- **Assigned task**:
Each line in the entries that has the word "find" has to be copied.

- **Records supplied**:
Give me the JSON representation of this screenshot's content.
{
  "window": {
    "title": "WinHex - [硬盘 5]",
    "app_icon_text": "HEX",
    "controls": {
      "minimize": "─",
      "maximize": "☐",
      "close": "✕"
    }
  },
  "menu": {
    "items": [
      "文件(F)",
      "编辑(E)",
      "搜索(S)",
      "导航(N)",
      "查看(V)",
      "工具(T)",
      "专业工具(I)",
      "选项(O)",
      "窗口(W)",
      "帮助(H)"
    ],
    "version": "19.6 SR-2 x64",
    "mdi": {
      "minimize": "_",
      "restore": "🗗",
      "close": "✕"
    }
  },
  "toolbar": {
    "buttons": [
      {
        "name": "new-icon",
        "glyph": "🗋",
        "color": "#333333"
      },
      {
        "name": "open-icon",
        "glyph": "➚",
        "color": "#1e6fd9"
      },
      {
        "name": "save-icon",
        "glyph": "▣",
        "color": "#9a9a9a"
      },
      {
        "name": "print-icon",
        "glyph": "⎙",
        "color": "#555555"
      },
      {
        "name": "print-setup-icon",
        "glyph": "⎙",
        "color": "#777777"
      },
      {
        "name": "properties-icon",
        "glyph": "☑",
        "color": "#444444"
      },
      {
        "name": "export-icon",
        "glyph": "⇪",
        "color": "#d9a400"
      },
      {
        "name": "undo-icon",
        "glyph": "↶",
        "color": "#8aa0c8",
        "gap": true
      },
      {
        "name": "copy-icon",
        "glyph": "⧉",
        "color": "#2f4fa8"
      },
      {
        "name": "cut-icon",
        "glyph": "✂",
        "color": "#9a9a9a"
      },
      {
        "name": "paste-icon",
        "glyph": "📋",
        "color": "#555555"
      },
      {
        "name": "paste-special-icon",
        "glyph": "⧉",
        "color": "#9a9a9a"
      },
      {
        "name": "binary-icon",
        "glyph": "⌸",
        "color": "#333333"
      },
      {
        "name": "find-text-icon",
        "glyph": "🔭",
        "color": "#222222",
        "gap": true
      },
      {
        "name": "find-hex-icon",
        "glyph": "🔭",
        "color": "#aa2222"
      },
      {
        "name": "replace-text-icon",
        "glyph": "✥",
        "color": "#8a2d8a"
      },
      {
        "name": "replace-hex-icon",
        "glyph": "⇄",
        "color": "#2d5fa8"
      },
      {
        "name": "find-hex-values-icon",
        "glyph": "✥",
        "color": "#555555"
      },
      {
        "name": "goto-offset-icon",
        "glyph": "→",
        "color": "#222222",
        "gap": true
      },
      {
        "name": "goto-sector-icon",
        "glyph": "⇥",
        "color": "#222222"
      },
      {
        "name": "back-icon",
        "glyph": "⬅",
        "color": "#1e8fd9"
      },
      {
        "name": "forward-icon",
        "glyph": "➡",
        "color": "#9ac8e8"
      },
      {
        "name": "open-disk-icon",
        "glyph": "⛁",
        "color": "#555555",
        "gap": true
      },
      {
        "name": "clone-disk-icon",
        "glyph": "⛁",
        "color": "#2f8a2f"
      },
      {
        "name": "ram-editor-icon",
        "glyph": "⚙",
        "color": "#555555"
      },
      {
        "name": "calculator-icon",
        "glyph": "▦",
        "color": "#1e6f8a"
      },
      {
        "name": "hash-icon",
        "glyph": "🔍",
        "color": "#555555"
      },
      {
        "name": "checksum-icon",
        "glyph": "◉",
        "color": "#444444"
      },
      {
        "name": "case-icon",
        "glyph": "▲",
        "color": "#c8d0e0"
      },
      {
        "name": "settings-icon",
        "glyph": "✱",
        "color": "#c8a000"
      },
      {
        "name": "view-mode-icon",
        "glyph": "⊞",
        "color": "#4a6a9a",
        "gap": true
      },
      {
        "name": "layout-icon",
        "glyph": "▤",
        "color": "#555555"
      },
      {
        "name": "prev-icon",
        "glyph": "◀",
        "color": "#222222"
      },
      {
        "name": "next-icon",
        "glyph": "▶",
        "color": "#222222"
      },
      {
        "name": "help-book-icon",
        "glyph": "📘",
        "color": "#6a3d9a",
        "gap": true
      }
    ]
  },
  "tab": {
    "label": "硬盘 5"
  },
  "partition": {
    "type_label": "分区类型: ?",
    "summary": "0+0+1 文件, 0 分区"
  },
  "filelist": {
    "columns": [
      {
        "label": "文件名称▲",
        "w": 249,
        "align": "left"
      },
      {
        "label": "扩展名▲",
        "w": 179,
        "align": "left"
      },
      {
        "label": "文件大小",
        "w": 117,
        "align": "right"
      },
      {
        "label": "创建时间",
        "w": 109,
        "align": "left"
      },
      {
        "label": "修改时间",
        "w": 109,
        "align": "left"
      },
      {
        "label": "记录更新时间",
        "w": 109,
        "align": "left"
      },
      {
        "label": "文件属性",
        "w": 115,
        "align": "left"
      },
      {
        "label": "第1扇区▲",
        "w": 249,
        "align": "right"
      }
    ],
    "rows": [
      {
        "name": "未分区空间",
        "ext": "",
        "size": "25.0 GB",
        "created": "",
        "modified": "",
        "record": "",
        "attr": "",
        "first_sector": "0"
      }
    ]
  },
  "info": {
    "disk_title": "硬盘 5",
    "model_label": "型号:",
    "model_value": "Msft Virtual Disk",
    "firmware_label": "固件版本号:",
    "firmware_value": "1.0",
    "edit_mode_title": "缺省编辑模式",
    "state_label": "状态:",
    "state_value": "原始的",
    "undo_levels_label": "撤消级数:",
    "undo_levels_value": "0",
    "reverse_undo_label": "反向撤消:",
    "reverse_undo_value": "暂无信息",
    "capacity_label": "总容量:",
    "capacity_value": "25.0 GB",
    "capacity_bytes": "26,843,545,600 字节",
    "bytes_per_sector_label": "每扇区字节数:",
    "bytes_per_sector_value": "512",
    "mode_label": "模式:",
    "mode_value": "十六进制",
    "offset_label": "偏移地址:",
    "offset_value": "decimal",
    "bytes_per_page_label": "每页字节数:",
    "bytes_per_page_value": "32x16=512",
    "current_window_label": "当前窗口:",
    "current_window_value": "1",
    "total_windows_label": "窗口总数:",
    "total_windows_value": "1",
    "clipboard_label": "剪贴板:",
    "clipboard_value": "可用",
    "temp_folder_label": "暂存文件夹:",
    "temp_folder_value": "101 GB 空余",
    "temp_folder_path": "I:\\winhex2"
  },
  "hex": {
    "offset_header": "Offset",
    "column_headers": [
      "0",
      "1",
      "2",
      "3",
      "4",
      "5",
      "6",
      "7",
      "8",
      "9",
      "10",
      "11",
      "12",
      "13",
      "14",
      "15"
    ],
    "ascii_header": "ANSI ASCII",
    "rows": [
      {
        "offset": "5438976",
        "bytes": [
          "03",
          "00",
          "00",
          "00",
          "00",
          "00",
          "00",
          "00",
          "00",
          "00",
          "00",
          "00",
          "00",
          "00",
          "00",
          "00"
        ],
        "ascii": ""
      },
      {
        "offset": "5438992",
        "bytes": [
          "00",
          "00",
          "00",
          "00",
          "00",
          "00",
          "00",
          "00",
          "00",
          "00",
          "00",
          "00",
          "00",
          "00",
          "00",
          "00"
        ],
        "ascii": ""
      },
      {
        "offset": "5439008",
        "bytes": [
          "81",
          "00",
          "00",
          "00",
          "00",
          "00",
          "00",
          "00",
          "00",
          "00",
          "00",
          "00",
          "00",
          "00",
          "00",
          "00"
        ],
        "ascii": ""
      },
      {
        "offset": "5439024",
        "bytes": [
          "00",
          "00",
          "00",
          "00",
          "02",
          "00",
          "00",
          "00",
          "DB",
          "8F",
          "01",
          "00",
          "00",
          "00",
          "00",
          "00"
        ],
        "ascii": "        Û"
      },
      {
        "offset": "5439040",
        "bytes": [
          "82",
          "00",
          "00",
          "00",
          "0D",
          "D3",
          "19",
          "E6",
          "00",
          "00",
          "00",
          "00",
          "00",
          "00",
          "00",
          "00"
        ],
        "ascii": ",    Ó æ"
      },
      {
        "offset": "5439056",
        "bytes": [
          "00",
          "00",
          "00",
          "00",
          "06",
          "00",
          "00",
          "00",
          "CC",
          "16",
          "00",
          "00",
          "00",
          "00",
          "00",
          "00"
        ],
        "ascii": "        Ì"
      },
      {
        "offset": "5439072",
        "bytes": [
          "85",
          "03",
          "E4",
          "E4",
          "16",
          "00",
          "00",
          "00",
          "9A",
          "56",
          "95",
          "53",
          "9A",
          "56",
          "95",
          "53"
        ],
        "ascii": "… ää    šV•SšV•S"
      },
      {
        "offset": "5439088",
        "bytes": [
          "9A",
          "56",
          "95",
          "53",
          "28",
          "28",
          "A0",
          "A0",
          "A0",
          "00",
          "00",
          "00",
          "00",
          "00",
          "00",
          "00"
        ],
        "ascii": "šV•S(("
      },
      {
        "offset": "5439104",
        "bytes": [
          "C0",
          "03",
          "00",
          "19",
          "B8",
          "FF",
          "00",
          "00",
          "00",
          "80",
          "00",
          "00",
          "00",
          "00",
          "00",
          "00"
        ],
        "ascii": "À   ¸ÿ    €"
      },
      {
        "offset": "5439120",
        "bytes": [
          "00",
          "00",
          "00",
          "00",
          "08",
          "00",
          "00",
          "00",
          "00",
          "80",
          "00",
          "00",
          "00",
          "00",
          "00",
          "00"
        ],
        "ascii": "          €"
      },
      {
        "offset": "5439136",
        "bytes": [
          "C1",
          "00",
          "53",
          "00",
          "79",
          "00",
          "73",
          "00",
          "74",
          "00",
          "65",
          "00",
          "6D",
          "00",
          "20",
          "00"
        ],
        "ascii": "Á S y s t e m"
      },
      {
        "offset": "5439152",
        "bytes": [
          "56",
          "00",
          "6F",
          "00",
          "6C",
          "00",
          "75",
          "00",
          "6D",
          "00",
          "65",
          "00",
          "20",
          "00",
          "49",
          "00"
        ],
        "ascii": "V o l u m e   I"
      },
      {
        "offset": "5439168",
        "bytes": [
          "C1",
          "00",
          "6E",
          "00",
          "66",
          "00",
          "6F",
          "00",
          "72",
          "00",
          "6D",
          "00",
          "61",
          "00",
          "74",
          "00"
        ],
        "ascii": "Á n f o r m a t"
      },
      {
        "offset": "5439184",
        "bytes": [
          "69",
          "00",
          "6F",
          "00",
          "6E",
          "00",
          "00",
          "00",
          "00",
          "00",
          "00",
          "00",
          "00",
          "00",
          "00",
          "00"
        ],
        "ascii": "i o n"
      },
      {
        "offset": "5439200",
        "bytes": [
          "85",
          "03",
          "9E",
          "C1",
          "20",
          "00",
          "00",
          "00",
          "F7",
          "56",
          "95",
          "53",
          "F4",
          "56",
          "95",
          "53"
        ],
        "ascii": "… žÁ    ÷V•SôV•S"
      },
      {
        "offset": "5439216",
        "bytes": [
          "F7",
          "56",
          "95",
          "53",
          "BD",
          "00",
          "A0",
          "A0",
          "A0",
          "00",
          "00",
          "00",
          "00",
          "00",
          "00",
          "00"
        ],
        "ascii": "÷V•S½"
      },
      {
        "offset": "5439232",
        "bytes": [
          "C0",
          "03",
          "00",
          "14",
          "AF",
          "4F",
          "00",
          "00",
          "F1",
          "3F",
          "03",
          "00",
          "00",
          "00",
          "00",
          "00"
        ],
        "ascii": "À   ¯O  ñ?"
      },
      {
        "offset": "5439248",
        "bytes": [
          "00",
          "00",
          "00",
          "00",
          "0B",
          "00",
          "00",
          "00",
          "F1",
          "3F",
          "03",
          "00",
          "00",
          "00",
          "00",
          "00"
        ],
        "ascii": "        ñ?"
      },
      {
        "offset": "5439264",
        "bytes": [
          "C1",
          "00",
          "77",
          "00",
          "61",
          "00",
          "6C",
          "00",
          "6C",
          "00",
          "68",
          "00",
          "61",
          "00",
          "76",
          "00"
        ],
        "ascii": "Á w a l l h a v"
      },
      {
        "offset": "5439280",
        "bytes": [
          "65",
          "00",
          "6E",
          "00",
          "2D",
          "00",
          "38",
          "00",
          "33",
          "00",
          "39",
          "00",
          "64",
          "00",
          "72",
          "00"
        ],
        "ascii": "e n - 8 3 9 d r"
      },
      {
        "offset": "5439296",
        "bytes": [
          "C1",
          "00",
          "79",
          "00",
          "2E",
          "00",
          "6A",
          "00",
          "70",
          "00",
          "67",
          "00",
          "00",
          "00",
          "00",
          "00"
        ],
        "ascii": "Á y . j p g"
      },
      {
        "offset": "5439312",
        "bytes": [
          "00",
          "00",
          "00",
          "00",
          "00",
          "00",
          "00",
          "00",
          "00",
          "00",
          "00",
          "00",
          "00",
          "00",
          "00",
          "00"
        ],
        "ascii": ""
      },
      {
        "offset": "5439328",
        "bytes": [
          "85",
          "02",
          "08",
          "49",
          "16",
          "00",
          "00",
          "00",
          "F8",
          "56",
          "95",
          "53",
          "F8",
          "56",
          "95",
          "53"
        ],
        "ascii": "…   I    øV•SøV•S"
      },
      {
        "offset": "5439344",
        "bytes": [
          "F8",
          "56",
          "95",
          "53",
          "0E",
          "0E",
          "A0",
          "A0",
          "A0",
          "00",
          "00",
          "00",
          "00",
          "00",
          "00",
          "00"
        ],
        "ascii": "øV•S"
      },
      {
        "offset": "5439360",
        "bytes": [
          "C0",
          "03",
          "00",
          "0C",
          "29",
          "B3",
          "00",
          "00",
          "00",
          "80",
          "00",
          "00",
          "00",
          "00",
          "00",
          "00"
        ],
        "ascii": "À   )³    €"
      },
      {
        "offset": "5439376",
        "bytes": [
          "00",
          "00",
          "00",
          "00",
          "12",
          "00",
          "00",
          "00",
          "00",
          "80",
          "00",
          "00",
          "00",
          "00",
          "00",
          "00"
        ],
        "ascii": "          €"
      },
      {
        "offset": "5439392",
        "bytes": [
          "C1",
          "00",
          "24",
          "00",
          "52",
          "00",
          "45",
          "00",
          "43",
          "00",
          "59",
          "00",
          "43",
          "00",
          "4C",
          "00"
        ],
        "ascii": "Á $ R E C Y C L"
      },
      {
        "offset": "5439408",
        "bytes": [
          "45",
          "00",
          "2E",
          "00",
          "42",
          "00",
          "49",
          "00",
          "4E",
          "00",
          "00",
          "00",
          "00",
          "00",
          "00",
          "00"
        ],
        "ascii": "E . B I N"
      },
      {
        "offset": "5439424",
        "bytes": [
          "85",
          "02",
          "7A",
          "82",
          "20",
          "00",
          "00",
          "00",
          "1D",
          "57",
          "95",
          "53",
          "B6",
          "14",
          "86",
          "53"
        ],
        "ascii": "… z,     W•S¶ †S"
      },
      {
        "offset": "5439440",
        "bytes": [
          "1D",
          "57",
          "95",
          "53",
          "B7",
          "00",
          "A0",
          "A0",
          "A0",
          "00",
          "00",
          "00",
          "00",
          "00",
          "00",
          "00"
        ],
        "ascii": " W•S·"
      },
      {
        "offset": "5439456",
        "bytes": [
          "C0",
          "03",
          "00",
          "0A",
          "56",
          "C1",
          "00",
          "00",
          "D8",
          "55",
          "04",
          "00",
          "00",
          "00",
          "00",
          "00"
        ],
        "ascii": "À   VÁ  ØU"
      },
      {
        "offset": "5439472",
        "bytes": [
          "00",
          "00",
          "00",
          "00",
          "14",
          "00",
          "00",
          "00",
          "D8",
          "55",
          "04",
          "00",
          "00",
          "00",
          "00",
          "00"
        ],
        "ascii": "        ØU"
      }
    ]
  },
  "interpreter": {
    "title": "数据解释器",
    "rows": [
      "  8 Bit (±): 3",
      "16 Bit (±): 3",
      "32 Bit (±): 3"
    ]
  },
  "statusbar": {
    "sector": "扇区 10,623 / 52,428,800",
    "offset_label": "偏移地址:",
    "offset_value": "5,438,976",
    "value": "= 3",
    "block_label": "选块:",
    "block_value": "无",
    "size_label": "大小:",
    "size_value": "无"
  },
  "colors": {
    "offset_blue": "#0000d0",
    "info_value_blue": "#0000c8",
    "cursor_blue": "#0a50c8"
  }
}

- **Expected answer**:
        "name": "find-text-icon",
        "name": "find-hex-icon",
        "name": "find-hex-values-icon",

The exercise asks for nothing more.